On Ice

By NATHANIEL PERRY 

 

The dogwood makes a second

skin of winter rain.

The form’s the thing, the sky

is saying as it drains

 

our language of descriptors:

crystalline? No, not glassy

either, or prismatic

or delicate or flashy

 

(not showing off or making

a beacon of the day’s

small sun) or fragile, or mine,

or ours. There are only the ways

 

it mimics what it itself

can’t say, but re-covers instead

in clarity—the way

the world gets locked in our heads.

 

[Purchase Issue 13 here]
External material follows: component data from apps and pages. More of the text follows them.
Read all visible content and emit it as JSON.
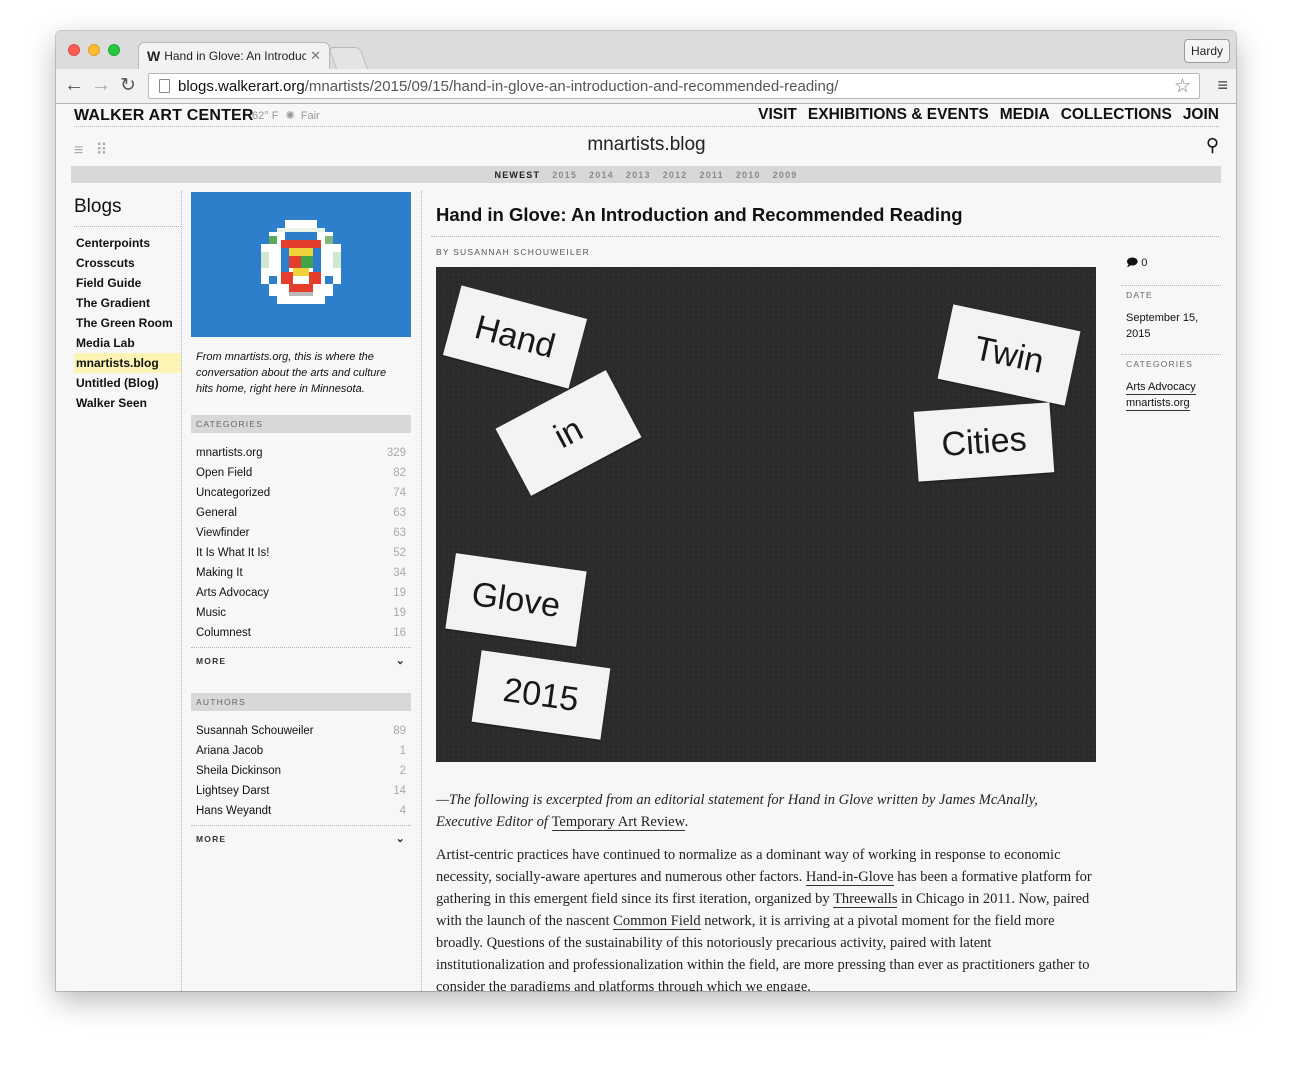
{
  "browser": {
    "tab_title": "Hand in Glove: An Introduc",
    "tab_favicon": "W",
    "profile_name": "Hardy",
    "url_host": "blogs.walkerart.org",
    "url_path": "/mnartists/2015/09/15/hand-in-glove-an-introduction-and-recommended-reading/"
  },
  "site": {
    "brand": "WALKER ART CENTER",
    "weather_temp": "62° F",
    "weather_desc": "Fair",
    "nav": [
      "VISIT",
      "EXHIBITIONS & EVENTS",
      "MEDIA",
      "COLLECTIONS",
      "JOIN"
    ],
    "blog_title": "mnartists.blog",
    "years": [
      "NEWEST",
      "2015",
      "2014",
      "2013",
      "2012",
      "2011",
      "2010",
      "2009"
    ]
  },
  "blogs": {
    "heading": "Blogs",
    "items": [
      "Centerpoints",
      "Crosscuts",
      "Field Guide",
      "The Gradient",
      "The Green Room",
      "Media Lab",
      "mnartists.blog",
      "Untitled (Blog)",
      "Walker Seen"
    ],
    "active": "mnartists.blog"
  },
  "sidebar": {
    "description": "From mnartists.org, this is where the conversation about the arts and culture hits home, right here in Minnesota.",
    "categories_label": "CATEGORIES",
    "categories": [
      {
        "name": "mnartists.org",
        "count": "329"
      },
      {
        "name": "Open Field",
        "count": "82"
      },
      {
        "name": "Uncategorized",
        "count": "74"
      },
      {
        "name": "General",
        "count": "63"
      },
      {
        "name": "Viewfinder",
        "count": "63"
      },
      {
        "name": "It Is What It Is!",
        "count": "52"
      },
      {
        "name": "Making It",
        "count": "34"
      },
      {
        "name": "Arts Advocacy",
        "count": "19"
      },
      {
        "name": "Music",
        "count": "19"
      },
      {
        "name": "Columnest",
        "count": "16"
      }
    ],
    "more_label": "MORE",
    "authors_label": "AUTHORS",
    "authors": [
      {
        "name": "Susannah Schouweiler",
        "count": "89"
      },
      {
        "name": "Ariana Jacob",
        "count": "1"
      },
      {
        "name": "Sheila Dickinson",
        "count": "2"
      },
      {
        "name": "Lightsey Darst",
        "count": "14"
      },
      {
        "name": "Hans Weyandt",
        "count": "4"
      }
    ]
  },
  "article": {
    "title": "Hand in Glove: An Introduction and Recommended Reading",
    "byline": "BY SUSANNAH SCHOUWEILER",
    "image_words": [
      "Hand",
      "in",
      "Twin",
      "Cities",
      "Glove",
      "2015"
    ],
    "intro_text": "—The following is excerpted from an editorial statement for Hand in Glove written by James McAnally, Executive Editor of",
    "intro_link": "Temporary Art Review",
    "p1_a": "Artist-centric practices have continued to normalize as a dominant way of working in response to economic necessity, socially-aware apertures and numerous other factors.",
    "p1_link1": "Hand-in-Glove",
    "p1_b": "has been a formative platform for gathering in this emergent field since its first iteration, organized by",
    "p1_link2": "Threewalls",
    "p1_c": "in Chicago in 2011. Now, paired with the launch of the nascent",
    "p1_link3": "Common Field",
    "p1_d": "network, it is arriving at a pivotal moment for the field more broadly. Questions of the sustainability of this notoriously precarious activity, paired with latent institutionalization and professionalization within the field, are more pressing than ever as practitioners gather to consider the paradigms and platforms through which we engage."
  },
  "meta": {
    "comment_count": "0",
    "date_label": "DATE",
    "date_value": "September 15, 2015",
    "categories_label": "CATEGORIES",
    "categories": [
      "Arts Advocacy",
      "mnartists.org"
    ]
  }
}
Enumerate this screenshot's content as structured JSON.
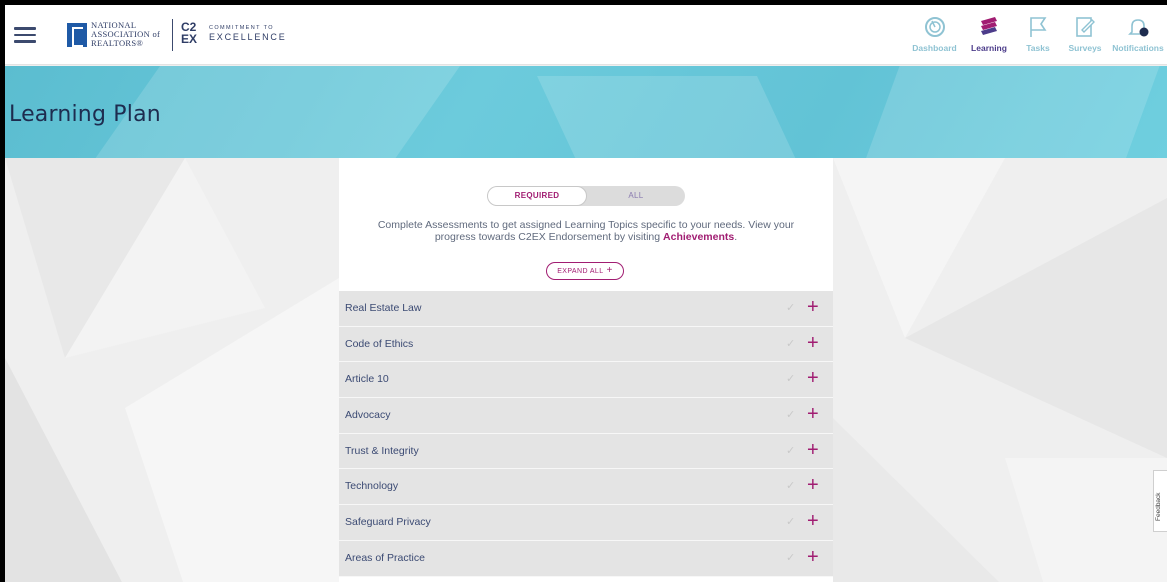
{
  "header": {
    "nar_line1": "NATIONAL",
    "nar_line2": "ASSOCIATION of",
    "nar_line3": "REALTORS®",
    "c2ex_small": "COMMITMENT TO",
    "c2ex_big": "EXCELLENCE",
    "c2ex_mark_top": "C2",
    "c2ex_mark_bottom": "EX"
  },
  "nav": [
    {
      "label": "Dashboard",
      "icon": "dashboard-icon",
      "active": false
    },
    {
      "label": "Learning",
      "icon": "learning-icon",
      "active": true
    },
    {
      "label": "Tasks",
      "icon": "tasks-icon",
      "active": false
    },
    {
      "label": "Surveys",
      "icon": "surveys-icon",
      "active": false
    },
    {
      "label": "Notifications",
      "icon": "notifications-icon",
      "active": false
    }
  ],
  "page": {
    "title": "Learning Plan"
  },
  "toggle": {
    "required": "REQUIRED",
    "all": "ALL"
  },
  "intro": {
    "text_before": "Complete Assessments to get assigned Learning Topics specific to your needs. View your progress towards C2EX Endorsement by visiting ",
    "link": "Achievements",
    "text_after": "."
  },
  "expand_all": "EXPAND ALL",
  "topics": [
    "Real Estate Law",
    "Code of Ethics",
    "Article 10",
    "Advocacy",
    "Trust & Integrity",
    "Technology",
    "Safeguard Privacy",
    "Areas of Practice"
  ],
  "feedback": "Feedback",
  "colors": {
    "accent": "#a11d72",
    "nav_inactive": "#8fc3d3",
    "nav_active": "#4c3c8a",
    "banner": "#6ccbdc",
    "navy": "#2f3d66"
  }
}
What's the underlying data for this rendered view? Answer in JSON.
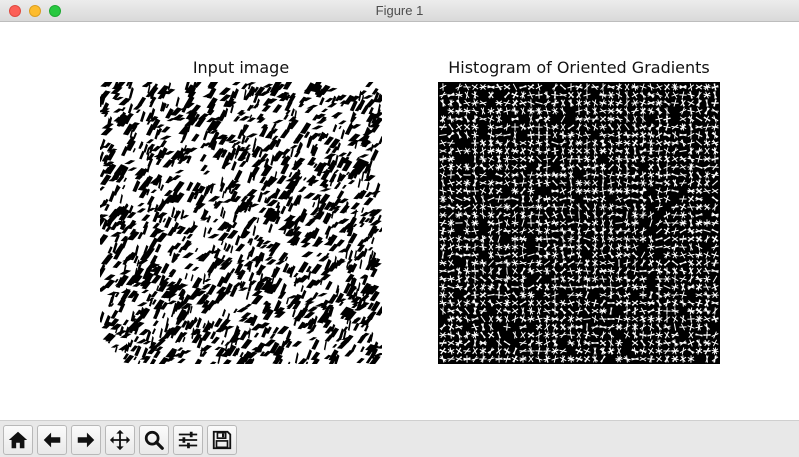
{
  "window": {
    "title": "Figure 1"
  },
  "figure": {
    "left_axes": {
      "title": "Input image"
    },
    "right_axes": {
      "title": "Histogram of Oriented Gradients"
    }
  },
  "toolbar": {
    "buttons": [
      {
        "name": "home-button",
        "icon": "home-icon"
      },
      {
        "name": "back-button",
        "icon": "arrow-left-icon"
      },
      {
        "name": "forward-button",
        "icon": "arrow-right-icon"
      },
      {
        "name": "pan-button",
        "icon": "move-icon"
      },
      {
        "name": "zoom-button",
        "icon": "magnifier-icon"
      },
      {
        "name": "configure-subplots-button",
        "icon": "sliders-icon"
      },
      {
        "name": "save-button",
        "icon": "floppy-disk-icon"
      }
    ]
  },
  "colors": {
    "traffic_close": "#fc5f57",
    "traffic_minimize": "#fdbc2e",
    "traffic_zoom": "#28c840",
    "image_fg": "#000000",
    "image_bg": "#ffffff"
  }
}
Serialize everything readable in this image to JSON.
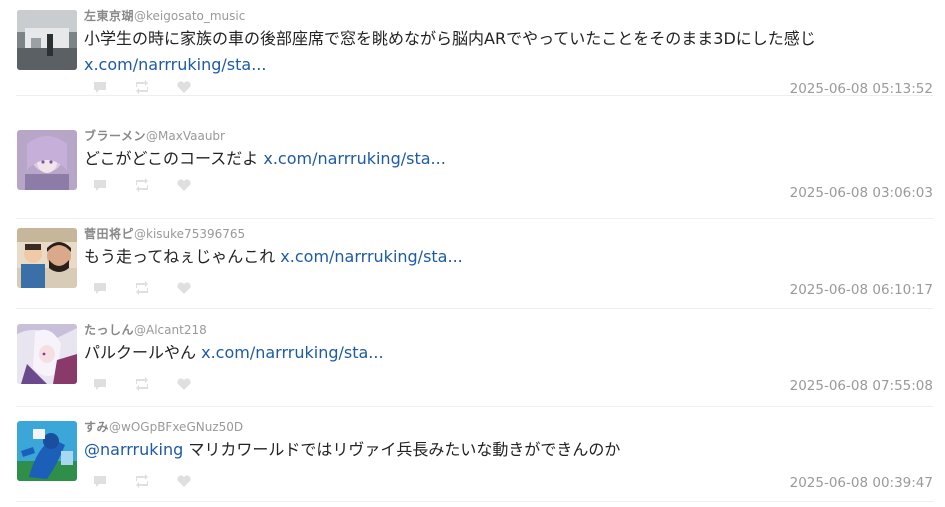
{
  "colors": {
    "link": "#1d5aa8",
    "text": "#222222",
    "meta": "#9a9a9a",
    "divider": "#eceef0"
  },
  "tweets": [
    {
      "name": "左東京瑚",
      "handle": "@keigosato_music",
      "text": "小学生の時に家族の車の後部座席で窓を眺めながら脳内ARでやっていたことをそのまま3Dにした感じ",
      "link": "x.com/narrruking/sta...",
      "time": "2025-06-08 05:13:52",
      "avatar": "rooftop-scene"
    },
    {
      "name": "ブラーメン",
      "handle": "@MaxVaaubr",
      "text": "どこがどこのコースだよ",
      "link": "x.com/narrruking/sta...",
      "time": "2025-06-08 03:06:03",
      "avatar": "anime-girl-purple"
    },
    {
      "name": "菅田将ピ",
      "handle": "@kisuke75396765",
      "text": "もう走ってねぇじゃんこれ",
      "link": "x.com/narrruking/sta...",
      "time": "2025-06-08 06:10:17",
      "avatar": "two-men-photo"
    },
    {
      "name": "たっしん",
      "handle": "@Alcant218",
      "text": "パルクールやん",
      "link": "x.com/narrruking/sta...",
      "time": "2025-06-08 07:55:08",
      "avatar": "anime-white-hair"
    },
    {
      "name": "すみ",
      "handle": "@wOGpBFxeGNuz50D",
      "mention": "@narrruking",
      "text": "マリカワールドではリヴァイ兵長みたいな動きができんのか",
      "time": "2025-06-08 00:39:47",
      "avatar": "blue-mascot"
    }
  ]
}
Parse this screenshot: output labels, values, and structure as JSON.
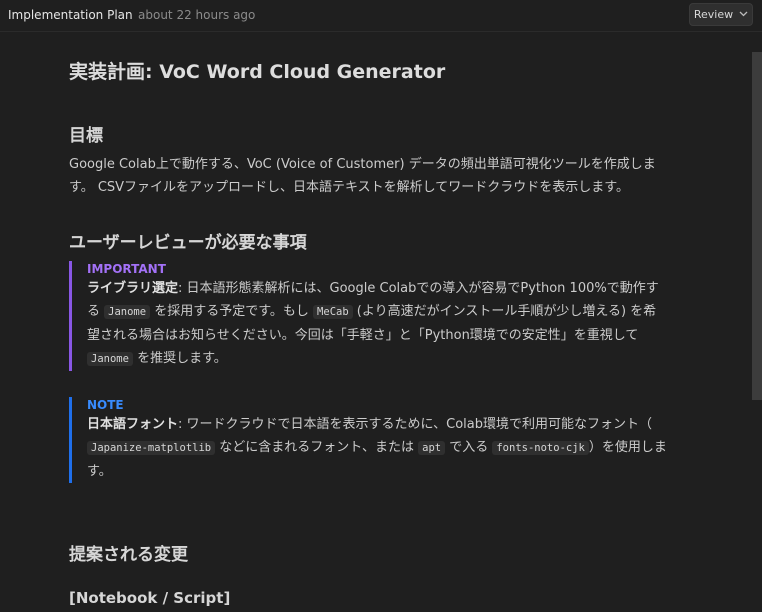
{
  "header": {
    "title": "Implementation Plan",
    "timestamp": "about 22 hours ago",
    "review_label": "Review",
    "review_icon": "chevron-down-icon"
  },
  "doc": {
    "title": "実装計画: VoC Word Cloud Generator",
    "goal_heading": "目標",
    "goal_text": "Google Colab上で動作する、VoC (Voice of Customer) データの頻出単語可視化ツールを作成します。 CSVファイルをアップロードし、日本語テキストを解析してワードクラウドを表示します。",
    "review_heading": "ユーザーレビューが必要な事項",
    "important": {
      "label": "IMPORTANT",
      "bold": "ライブラリ選定",
      "t1": ": 日本語形態素解析には、Google Colabでの導入が容易でPython 100%で動作する ",
      "code1": "Janome",
      "t2": " を採用する予定です。もし ",
      "code2": "MeCab",
      "t3": " (より高速だがインストール手順が少し増える) を希望される場合はお知らせください。今回は「手軽さ」と「Python環境での安定性」を重視して ",
      "code3": "Janome",
      "t4": " を推奨します。"
    },
    "note": {
      "label": "NOTE",
      "bold": "日本語フォント",
      "t1": ": ワードクラウドで日本語を表示するために、Colab環境で利用可能なフォント（ ",
      "code1": "Japanize-matplotlib",
      "t2": " などに含まれるフォント、または ",
      "code2": "apt",
      "t3": " で入る ",
      "code3": "fonts-noto-cjk",
      "t4": "）を使用します。"
    },
    "changes_heading": "提案される変更",
    "changes_subheading": "[Notebook / Script]"
  },
  "colors": {
    "background": "#1f1f1f",
    "important_accent": "#8957e5",
    "note_accent": "#1f6feb"
  }
}
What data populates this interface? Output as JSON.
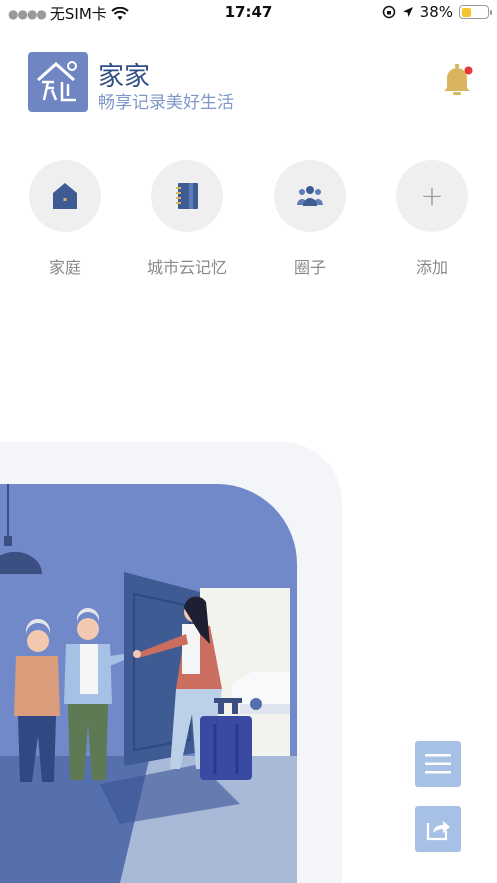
{
  "status_bar": {
    "carrier": "无SIM卡",
    "time": "17:47",
    "battery_percent": "38%",
    "battery_level": 0.38,
    "icons": [
      "wifi-icon",
      "lock-rotation-icon",
      "location-arrow-icon",
      "battery-icon"
    ]
  },
  "header": {
    "logo_icon": "home-logo-icon",
    "title": "家家",
    "subtitle": "畅享记录美好生活",
    "bell_icon": "notification-bell-icon",
    "has_unread": true
  },
  "shortcuts": [
    {
      "icon": "house-icon",
      "label": "家庭"
    },
    {
      "icon": "notebook-icon",
      "label": "城市云记忆"
    },
    {
      "icon": "group-icon",
      "label": "圈子"
    },
    {
      "icon": "plus-icon",
      "label": "添加"
    }
  ],
  "floating_buttons": {
    "menu_icon": "menu-icon",
    "share_icon": "share-icon"
  },
  "colors": {
    "accent": "#2f4f86",
    "subtitle": "#7f97c8",
    "logo_bg": "#6f86c2",
    "bell": "#d9b560",
    "badge": "#e53935",
    "fab_bg": "#a7c1e6"
  }
}
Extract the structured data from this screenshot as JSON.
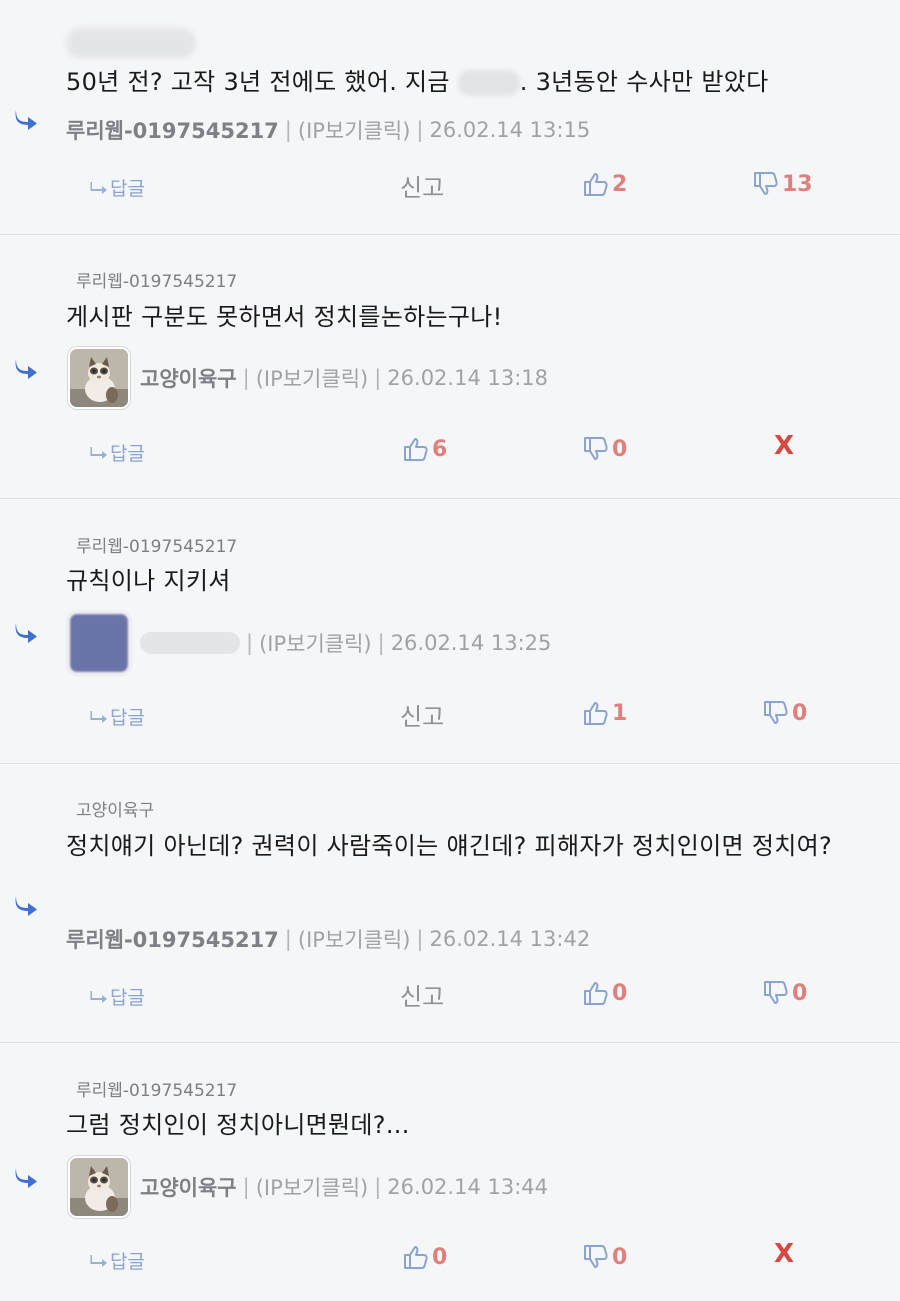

Nathaniel Perry is the author of Nine Acres, winner of the APR/Honickman First Book Prize. He is the editor of The Hampden-Sydney Poetry Review and lives with his family in rural Southside Virginia.

On Ice

Related Posts

The book cover for Ricardo Maldonado's "The Life Assignment"

Poems From The Life Assignment

RICARDO ALBERTO MALDONADO
I feel from dignity and calm. I, / anxiety grabbed me // with sciatica, although I recited poems / at a stone’s throw, inside the machine // elevator. The clattering of the empire / its capital / an arsenal of pain, it made for a rough // odor. Now can you see the monument?

Golden Eagle Michael Eastman

Ghost Town

SALLY BALL & MICHAEL EASTMAN 
St. Louis is the center of this series: middle-class (or once middle-class) St. Louis, and the layers of depletion and reinvigoration and depletion-again-anyway-despite that are visible in the facades boarded over, or enlivened (once) with murals, or not painted going on 30-40 years.

Boxer mid-punch

August 2020 Poetry Feature: Raisa Tolchinsky

RAISA TOLCHINSKY
Though I didn’t have what it took to pursue a fighting career, these poems are a way of writing into the imagined life where I became a boxer instead of a poet & scholar. Through this work I am also asking: how does the poem function as a body? How does the page function as a ring?